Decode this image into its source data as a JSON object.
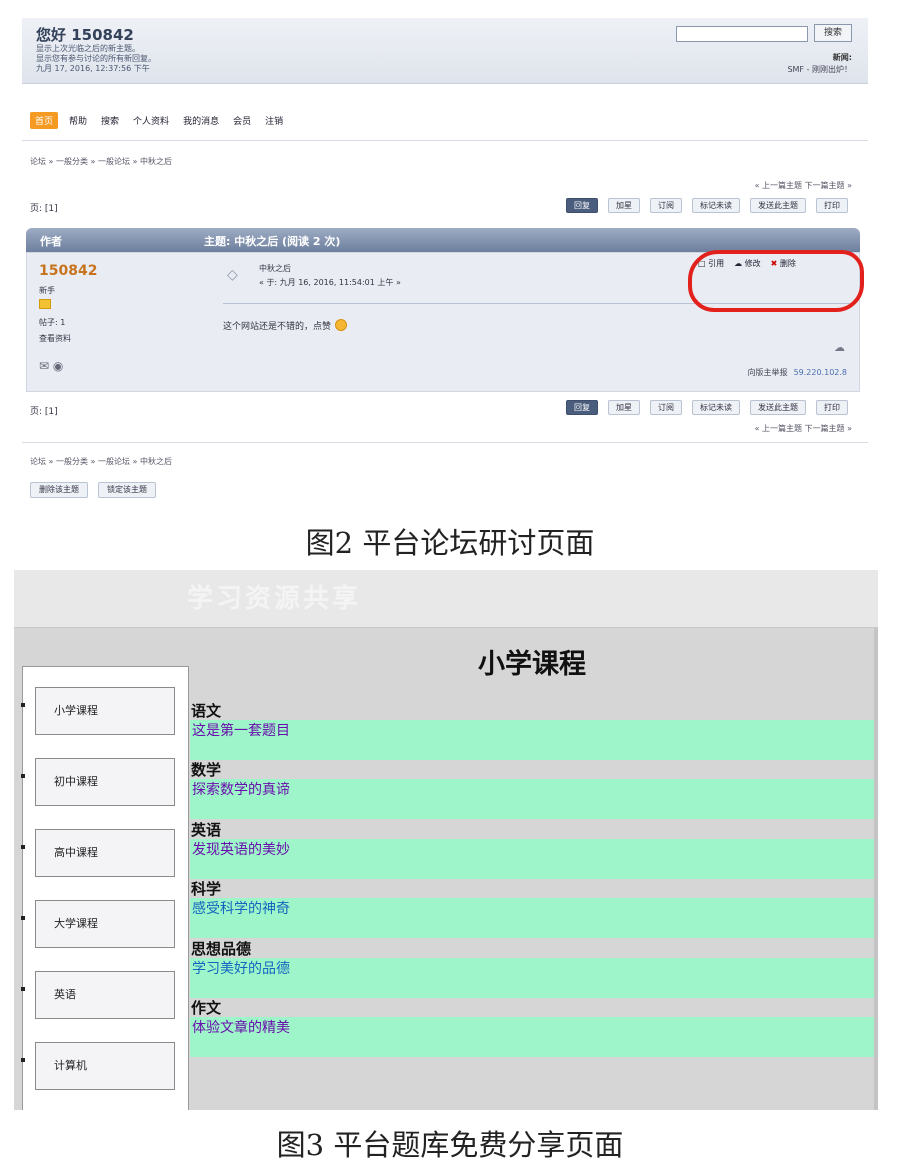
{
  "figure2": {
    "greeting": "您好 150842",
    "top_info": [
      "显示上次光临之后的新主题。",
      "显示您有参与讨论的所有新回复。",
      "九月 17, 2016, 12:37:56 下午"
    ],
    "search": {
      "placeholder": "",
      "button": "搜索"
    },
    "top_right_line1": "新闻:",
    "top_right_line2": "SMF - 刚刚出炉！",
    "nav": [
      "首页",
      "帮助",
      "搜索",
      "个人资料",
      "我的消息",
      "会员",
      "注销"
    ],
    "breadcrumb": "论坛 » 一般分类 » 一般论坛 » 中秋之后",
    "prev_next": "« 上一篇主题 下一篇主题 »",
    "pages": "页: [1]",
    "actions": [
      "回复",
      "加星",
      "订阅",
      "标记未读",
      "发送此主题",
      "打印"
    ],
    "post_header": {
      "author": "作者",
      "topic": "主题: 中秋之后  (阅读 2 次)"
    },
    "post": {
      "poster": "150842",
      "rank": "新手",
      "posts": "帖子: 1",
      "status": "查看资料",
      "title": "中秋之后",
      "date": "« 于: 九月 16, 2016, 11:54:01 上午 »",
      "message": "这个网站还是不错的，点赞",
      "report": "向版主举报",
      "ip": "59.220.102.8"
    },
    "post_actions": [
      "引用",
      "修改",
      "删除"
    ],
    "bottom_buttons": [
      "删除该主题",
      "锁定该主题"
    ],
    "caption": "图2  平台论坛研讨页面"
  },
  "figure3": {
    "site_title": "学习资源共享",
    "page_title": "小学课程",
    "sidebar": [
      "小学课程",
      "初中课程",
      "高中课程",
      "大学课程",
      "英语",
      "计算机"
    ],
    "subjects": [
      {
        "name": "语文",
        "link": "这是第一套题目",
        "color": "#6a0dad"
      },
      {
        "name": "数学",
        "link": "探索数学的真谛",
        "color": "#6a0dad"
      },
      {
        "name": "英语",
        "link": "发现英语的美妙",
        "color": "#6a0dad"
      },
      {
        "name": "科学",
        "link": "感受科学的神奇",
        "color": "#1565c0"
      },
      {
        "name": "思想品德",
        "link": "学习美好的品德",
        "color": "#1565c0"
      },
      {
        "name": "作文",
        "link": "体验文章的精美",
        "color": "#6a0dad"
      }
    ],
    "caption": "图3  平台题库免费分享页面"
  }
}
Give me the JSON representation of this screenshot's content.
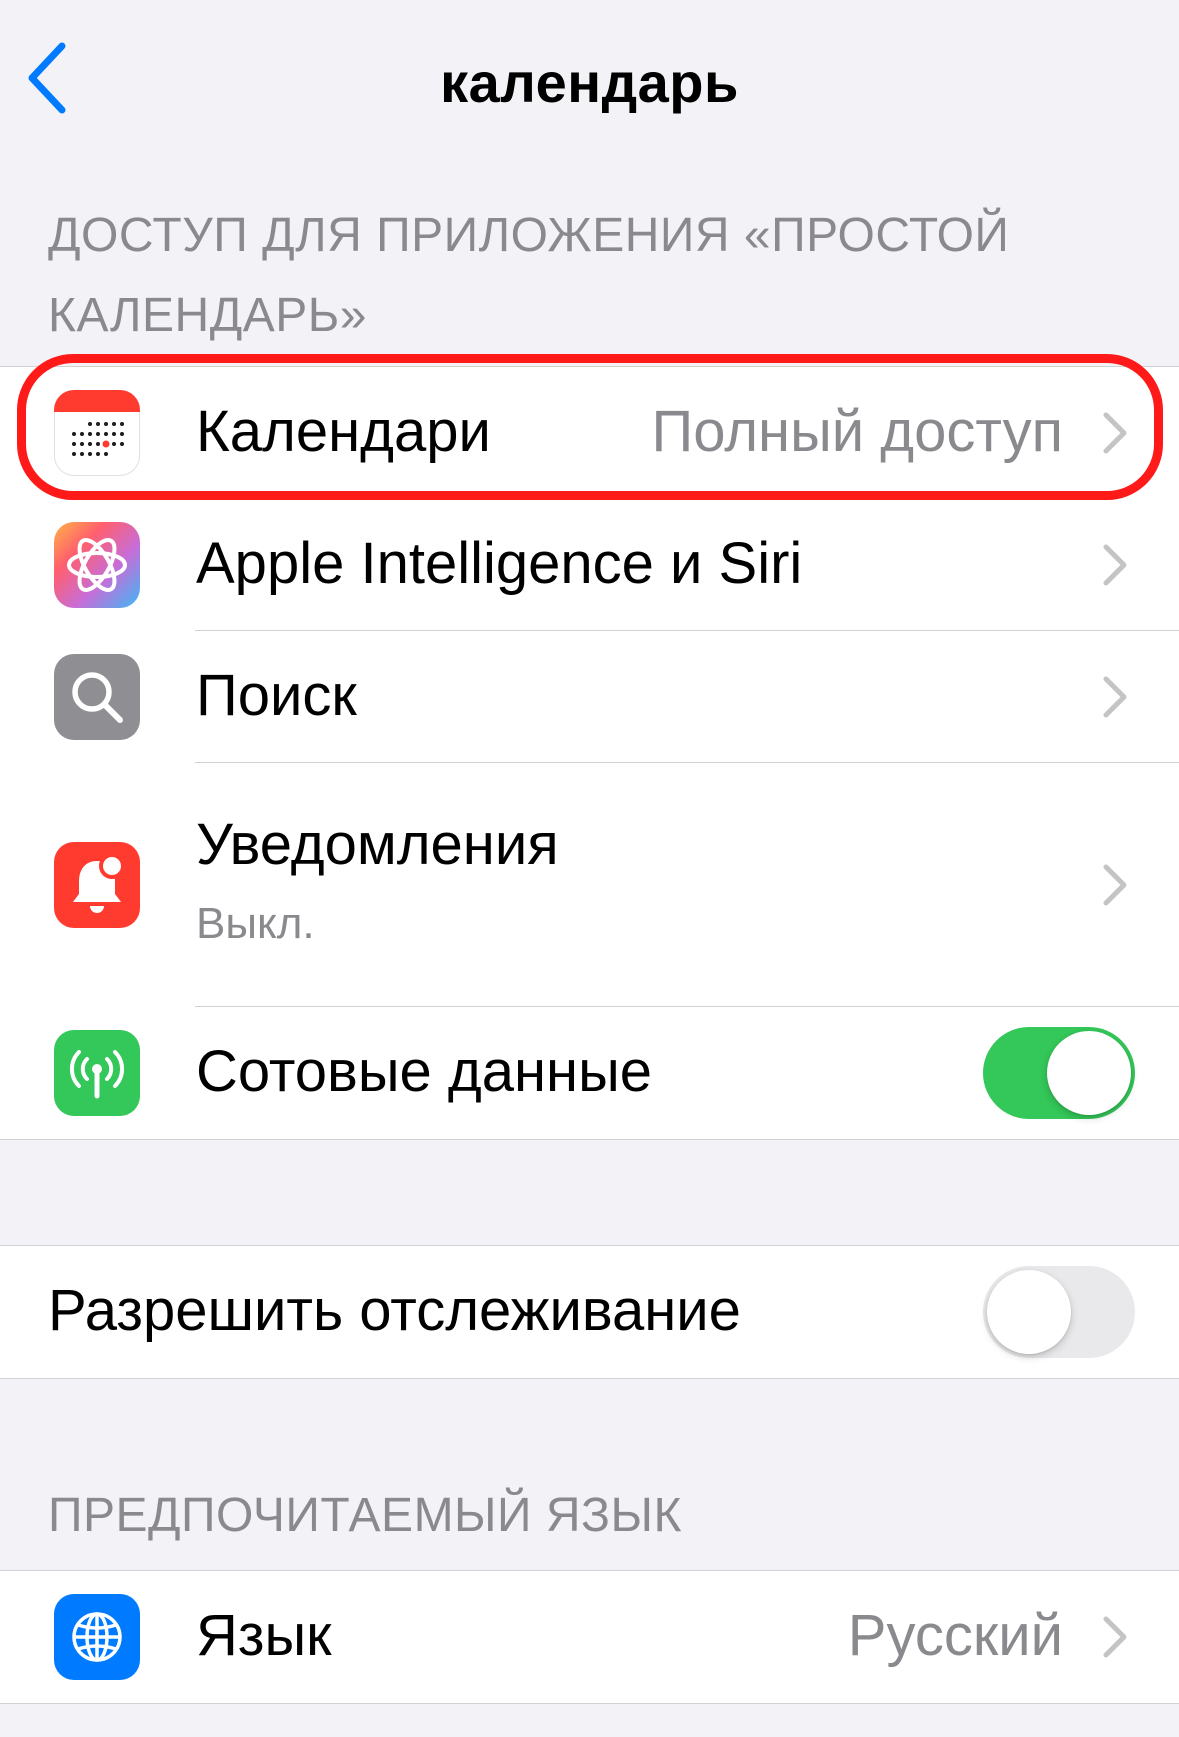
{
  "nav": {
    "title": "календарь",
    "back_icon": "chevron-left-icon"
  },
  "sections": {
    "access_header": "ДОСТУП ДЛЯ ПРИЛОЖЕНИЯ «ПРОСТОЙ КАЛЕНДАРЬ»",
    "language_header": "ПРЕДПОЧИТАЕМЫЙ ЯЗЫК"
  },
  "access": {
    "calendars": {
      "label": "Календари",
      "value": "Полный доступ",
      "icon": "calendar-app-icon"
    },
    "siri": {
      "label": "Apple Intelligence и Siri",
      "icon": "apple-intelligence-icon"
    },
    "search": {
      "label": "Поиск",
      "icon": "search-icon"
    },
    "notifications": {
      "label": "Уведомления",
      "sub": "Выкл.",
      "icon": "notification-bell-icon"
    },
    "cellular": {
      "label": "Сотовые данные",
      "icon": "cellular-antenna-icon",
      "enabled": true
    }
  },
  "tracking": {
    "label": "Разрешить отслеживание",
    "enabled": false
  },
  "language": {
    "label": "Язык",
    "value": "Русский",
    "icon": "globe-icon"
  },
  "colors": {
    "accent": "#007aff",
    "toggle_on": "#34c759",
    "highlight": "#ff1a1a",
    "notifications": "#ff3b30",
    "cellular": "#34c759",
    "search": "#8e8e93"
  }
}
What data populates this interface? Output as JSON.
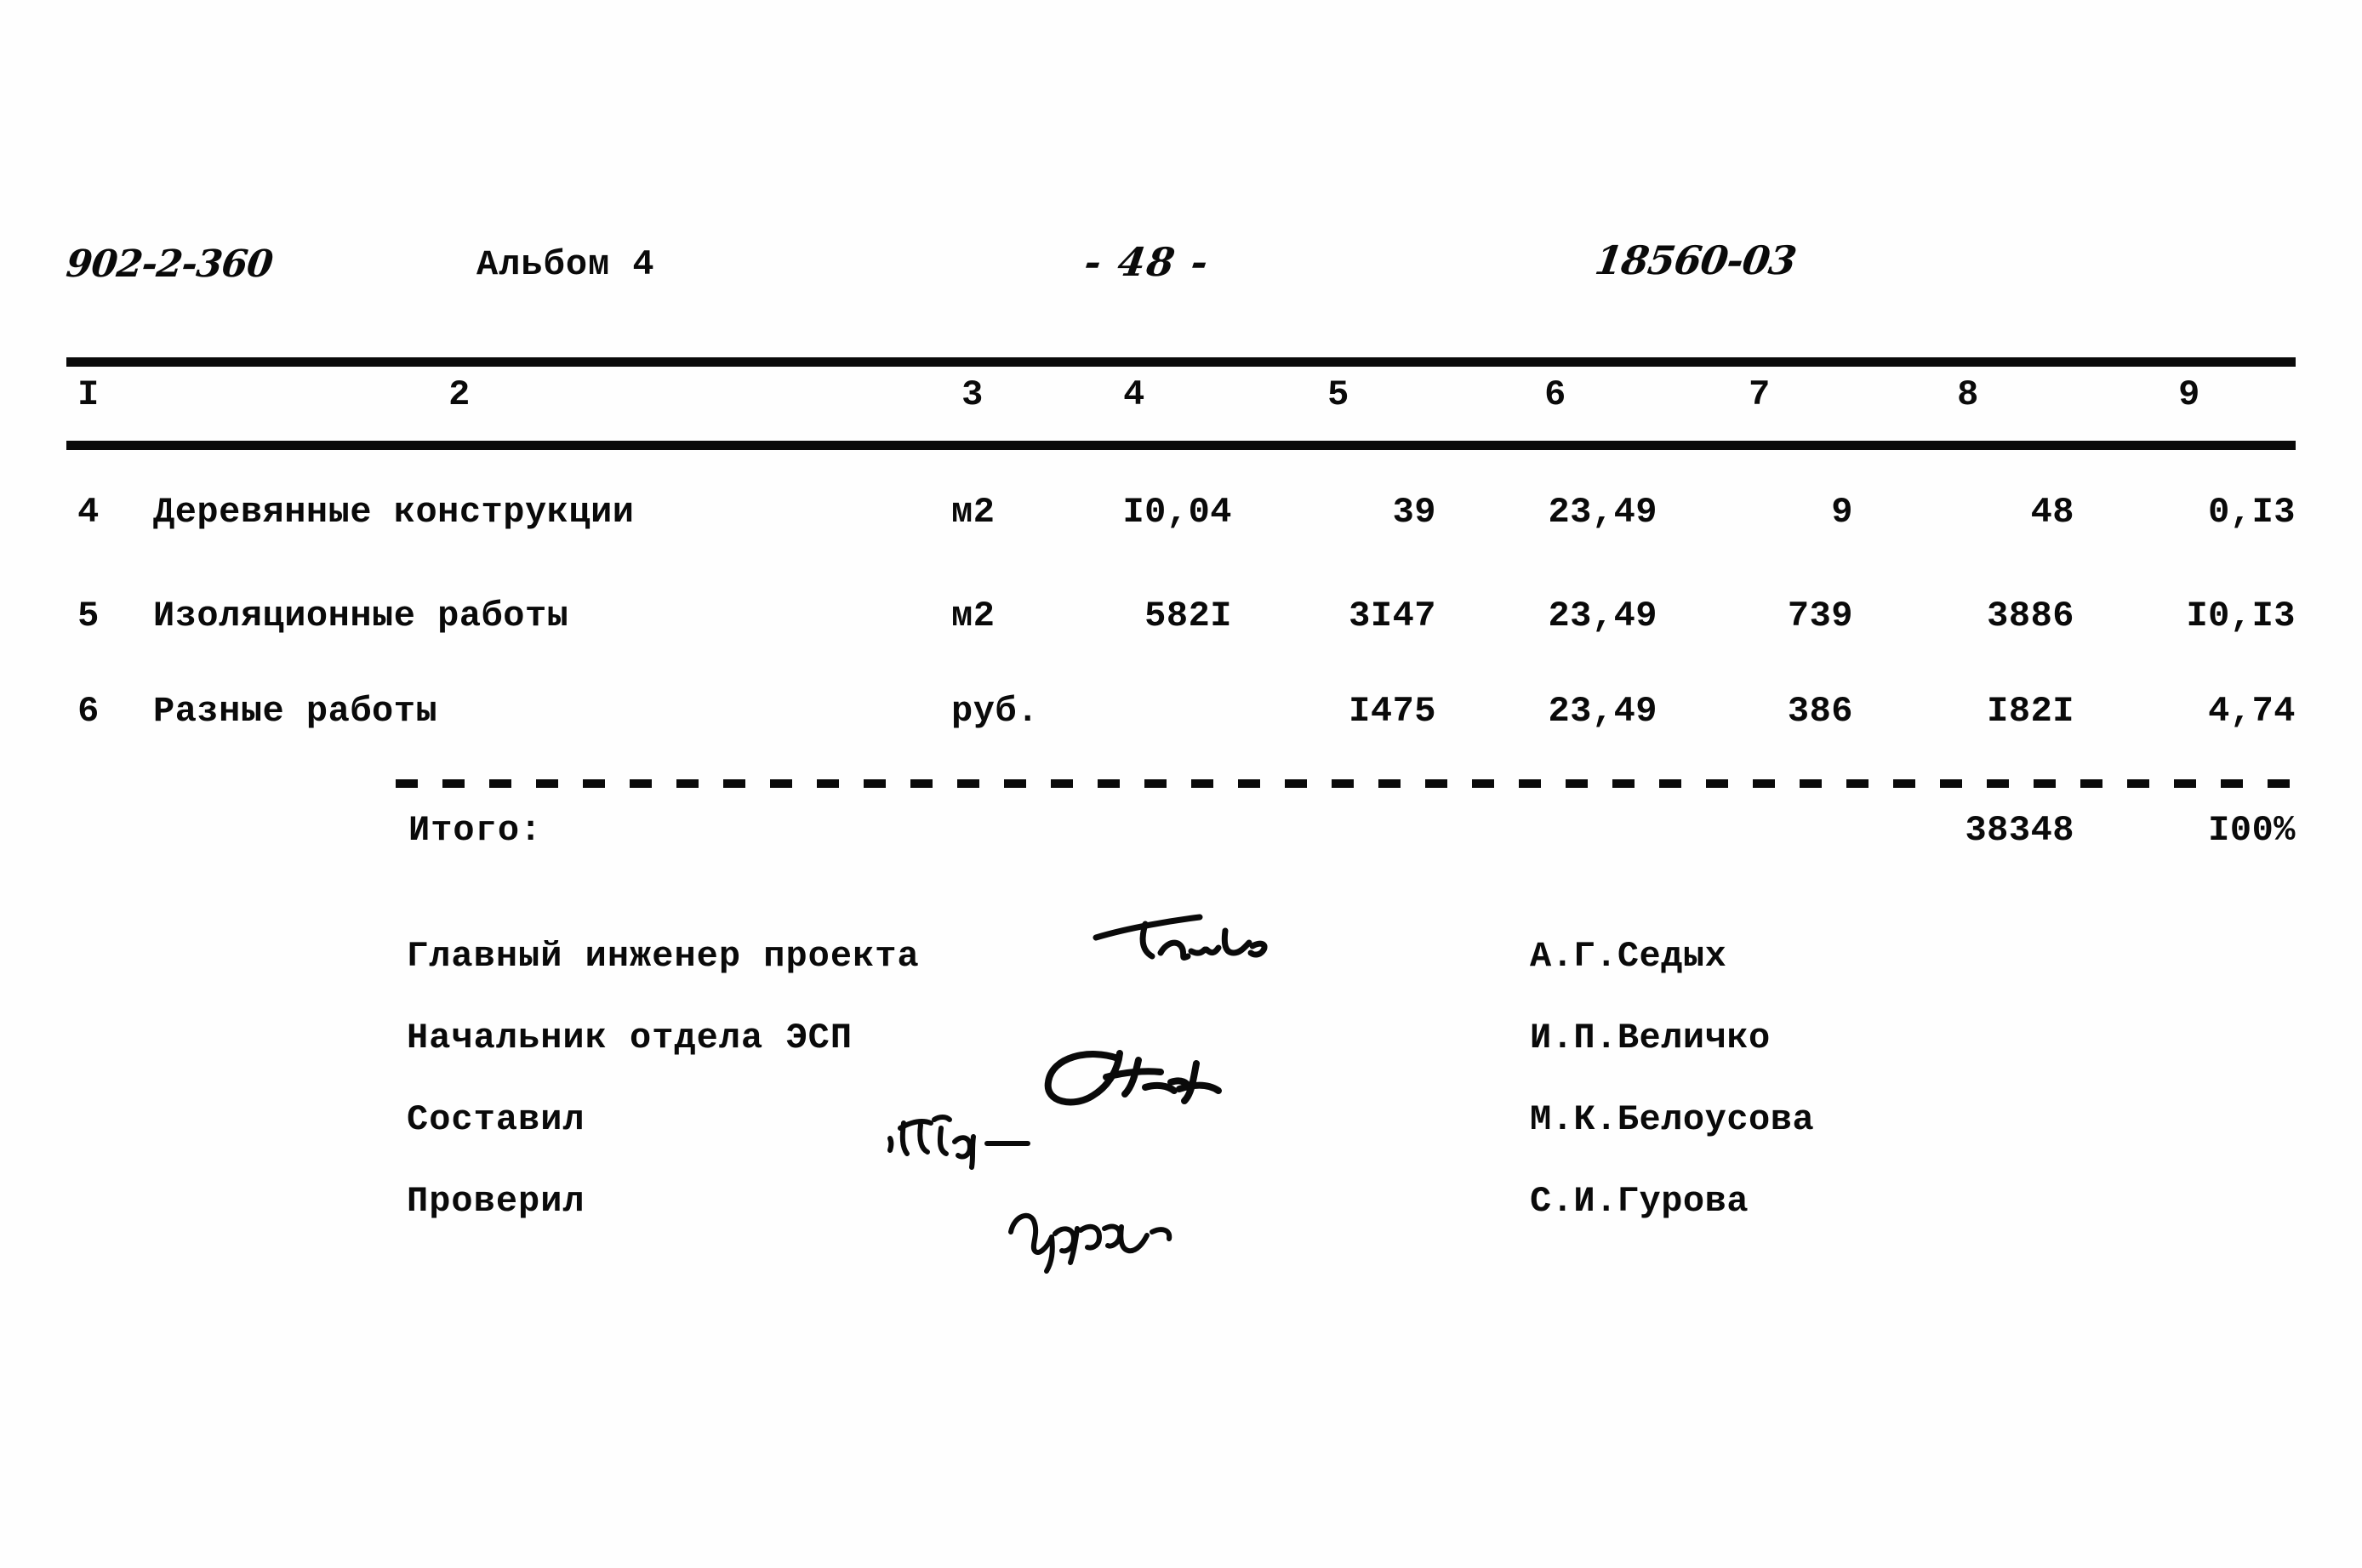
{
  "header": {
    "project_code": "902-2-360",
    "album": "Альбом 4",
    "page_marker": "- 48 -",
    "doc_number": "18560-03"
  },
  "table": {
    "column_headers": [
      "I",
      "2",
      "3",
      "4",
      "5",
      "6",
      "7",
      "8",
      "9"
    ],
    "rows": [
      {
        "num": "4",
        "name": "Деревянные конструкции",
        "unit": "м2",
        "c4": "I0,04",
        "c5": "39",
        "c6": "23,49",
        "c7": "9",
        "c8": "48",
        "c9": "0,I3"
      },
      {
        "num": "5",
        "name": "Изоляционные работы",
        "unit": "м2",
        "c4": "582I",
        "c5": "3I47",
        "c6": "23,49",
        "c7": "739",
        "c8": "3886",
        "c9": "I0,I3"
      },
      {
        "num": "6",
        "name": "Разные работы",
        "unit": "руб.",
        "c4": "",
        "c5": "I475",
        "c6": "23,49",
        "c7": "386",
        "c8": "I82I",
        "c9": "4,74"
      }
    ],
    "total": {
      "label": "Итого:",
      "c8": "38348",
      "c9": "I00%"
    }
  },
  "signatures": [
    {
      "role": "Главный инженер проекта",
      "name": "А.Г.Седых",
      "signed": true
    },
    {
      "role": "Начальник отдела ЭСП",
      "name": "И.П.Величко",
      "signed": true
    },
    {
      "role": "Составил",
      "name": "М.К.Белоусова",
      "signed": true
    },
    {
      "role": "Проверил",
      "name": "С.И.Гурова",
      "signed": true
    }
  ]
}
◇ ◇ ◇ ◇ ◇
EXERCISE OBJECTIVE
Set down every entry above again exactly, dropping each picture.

ANSWER FOR THE TASK
Decode this image into its source data as a JSON object.
{
  "figure2": {
    "greeting": "您好 150842",
    "top_info": [
      "显示上次光临之后的新主题。",
      "显示您有参与讨论的所有新回复。",
      "九月 17, 2016, 12:37:56 下午"
    ],
    "search": {
      "placeholder": "",
      "button": "搜索"
    },
    "top_right_line1": "新闻:",
    "top_right_line2": "SMF - 刚刚出炉！",
    "nav": [
      "首页",
      "帮助",
      "搜索",
      "个人资料",
      "我的消息",
      "会员",
      "注销"
    ],
    "breadcrumb": "论坛 » 一般分类 » 一般论坛 » 中秋之后",
    "prev_next": "« 上一篇主题 下一篇主题 »",
    "pages": "页: [1]",
    "actions": [
      "回复",
      "加星",
      "订阅",
      "标记未读",
      "发送此主题",
      "打印"
    ],
    "post_header": {
      "author": "作者",
      "topic": "主题: 中秋之后  (阅读 2 次)"
    },
    "post": {
      "poster": "150842",
      "rank": "新手",
      "posts": "帖子: 1",
      "status": "查看资料",
      "title": "中秋之后",
      "date": "« 于: 九月 16, 2016, 11:54:01 上午 »",
      "message": "这个网站还是不错的，点赞",
      "report": "向版主举报",
      "ip": "59.220.102.8"
    },
    "post_actions": [
      "引用",
      "修改",
      "删除"
    ],
    "bottom_buttons": [
      "删除该主题",
      "锁定该主题"
    ],
    "caption": "图2  平台论坛研讨页面"
  },
  "figure3": {
    "site_title": "学习资源共享",
    "page_title": "小学课程",
    "sidebar": [
      "小学课程",
      "初中课程",
      "高中课程",
      "大学课程",
      "英语",
      "计算机"
    ],
    "subjects": [
      {
        "name": "语文",
        "link": "这是第一套题目",
        "color": "#6a0dad"
      },
      {
        "name": "数学",
        "link": "探索数学的真谛",
        "color": "#6a0dad"
      },
      {
        "name": "英语",
        "link": "发现英语的美妙",
        "color": "#6a0dad"
      },
      {
        "name": "科学",
        "link": "感受科学的神奇",
        "color": "#1565c0"
      },
      {
        "name": "思想品德",
        "link": "学习美好的品德",
        "color": "#1565c0"
      },
      {
        "name": "作文",
        "link": "体验文章的精美",
        "color": "#6a0dad"
      }
    ],
    "caption": "图3  平台题库免费分享页面"
  }
}
Give me the JSON representation of this screenshot's content.
{
  "nav": {
    "title": "календарь",
    "back_icon": "chevron-left-icon"
  },
  "sections": {
    "access_header": "ДОСТУП ДЛЯ ПРИЛОЖЕНИЯ «ПРОСТОЙ КАЛЕНДАРЬ»",
    "language_header": "ПРЕДПОЧИТАЕМЫЙ ЯЗЫК"
  },
  "access": {
    "calendars": {
      "label": "Календари",
      "value": "Полный доступ",
      "icon": "calendar-app-icon"
    },
    "siri": {
      "label": "Apple Intelligence и Siri",
      "icon": "apple-intelligence-icon"
    },
    "search": {
      "label": "Поиск",
      "icon": "search-icon"
    },
    "notifications": {
      "label": "Уведомления",
      "sub": "Выкл.",
      "icon": "notification-bell-icon"
    },
    "cellular": {
      "label": "Сотовые данные",
      "icon": "cellular-antenna-icon",
      "enabled": true
    }
  },
  "tracking": {
    "label": "Разрешить отслеживание",
    "enabled": false
  },
  "language": {
    "label": "Язык",
    "value": "Русский",
    "icon": "globe-icon"
  },
  "colors": {
    "accent": "#007aff",
    "toggle_on": "#34c759",
    "highlight": "#ff1a1a",
    "notifications": "#ff3b30",
    "cellular": "#34c759",
    "search": "#8e8e93"
  }
}
What data populates this interface? Output as JSON.
{
  "header": {
    "project_code": "902-2-360",
    "album": "Альбом 4",
    "page_marker": "- 48 -",
    "doc_number": "18560-03"
  },
  "table": {
    "column_headers": [
      "I",
      "2",
      "3",
      "4",
      "5",
      "6",
      "7",
      "8",
      "9"
    ],
    "rows": [
      {
        "num": "4",
        "name": "Деревянные конструкции",
        "unit": "м2",
        "c4": "I0,04",
        "c5": "39",
        "c6": "23,49",
        "c7": "9",
        "c8": "48",
        "c9": "0,I3"
      },
      {
        "num": "5",
        "name": "Изоляционные работы",
        "unit": "м2",
        "c4": "582I",
        "c5": "3I47",
        "c6": "23,49",
        "c7": "739",
        "c8": "3886",
        "c9": "I0,I3"
      },
      {
        "num": "6",
        "name": "Разные работы",
        "unit": "руб.",
        "c4": "",
        "c5": "I475",
        "c6": "23,49",
        "c7": "386",
        "c8": "I82I",
        "c9": "4,74"
      }
    ],
    "total": {
      "label": "Итого:",
      "c8": "38348",
      "c9": "I00%"
    }
  },
  "signatures": [
    {
      "role": "Главный инженер проекта",
      "name": "А.Г.Седых",
      "signed": true
    },
    {
      "role": "Начальник отдела ЭСП",
      "name": "И.П.Величко",
      "signed": true
    },
    {
      "role": "Составил",
      "name": "М.К.Белоусова",
      "signed": true
    },
    {
      "role": "Проверил",
      "name": "С.И.Гурова",
      "signed": true
    }
  ]
}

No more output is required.